Beyond the Sport Bike
Ducati Expands Its Lineup With Three New Models
Ducati is often referred to as “The Ferrari of Motorcycles,” and with a lineup that includes the batshit Panigale R, the more “accessible” Monster and the funny-looking-but-incredibly-capable Hypomotard, the epithet is clearly not without its merits. Ducati has long been a brand about Italian bravado and ludicrous speed, but as motorcycling grows in popularity, Ducati must expand its product lineup to reach more riding audiences. At the 2015 EICMA motorcycle expo, Ducati unveiled three new models that show the Bologna-based manufacturer is keeping up with the times.

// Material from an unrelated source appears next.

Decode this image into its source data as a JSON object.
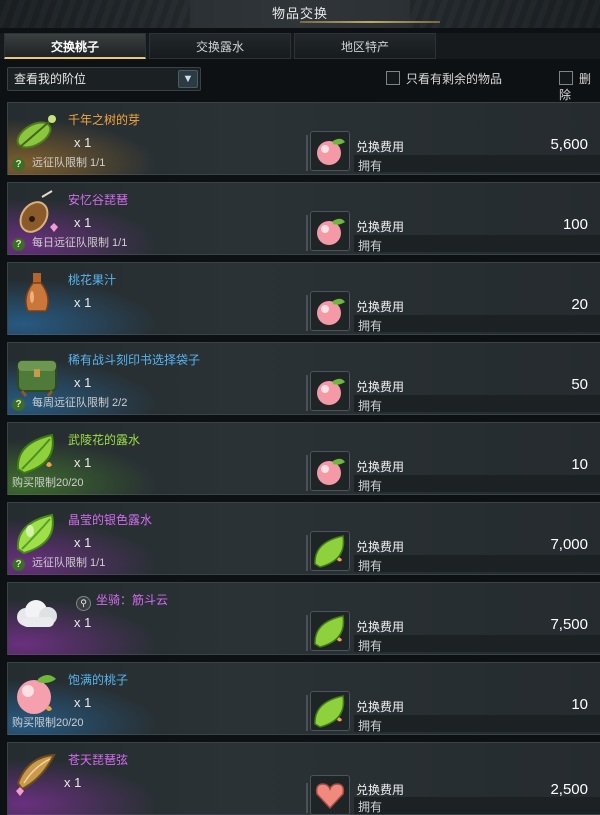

Ducati Scrambler Sixty2
Since it came out, the Scrambler has been Ducati’s beginner-oriented, throwback moto of choice. And with solid sales numbers, the Scrambler was destined to see even more variations to spread the wealth. Enter the Scrambler Sixty2, the new entry-level model in the Scrambler range. It gets a smaller 399cc L-Twin engine making 41 horsepower (compared to the bigger version’s 75 horsepower 803cc engine) and weighs about 403 pounds. It makes for a nice beginner bike for aspiring Ducati owners and a solid city runabout for both new and experienced riders alike.
The Diavel is not a totally brand-new motorcycle for Ducati, but the latest version of the bike, the XDiavel, is closer to a true cruiser than before. The reworked Testastretta L-Twin is tuned for long-distance cruising — it makes 152 horsepower at 9,500 RPM and, more importantly, it delivers its maximum 95 lb-ft of torque at 5,000 RPM (the old version made about 96 lb-ft at 8,000 RPM). This makes power more accessible lower in the rev range. The bike is also the first Ducati ever to use a belt drive, which is smoother and quieter than a chain-driven motorcycle.
Ducati Multistrada 1200 Enduro
Ducati is also getting into the world of off-road adventure bikes for the first time, with a modified version of its Multistrada sport-tourer. The new Multistrada 1200 Enduro gets a litany of off-road upgrades including an extra 1.2 inches of wheel travel (7.9 inches compared to 6.7), eight inches of ride height, increased fuel capacity (7.92 vs. 5.3 gallons) and knobby Pirelli Scorpion Trail tires.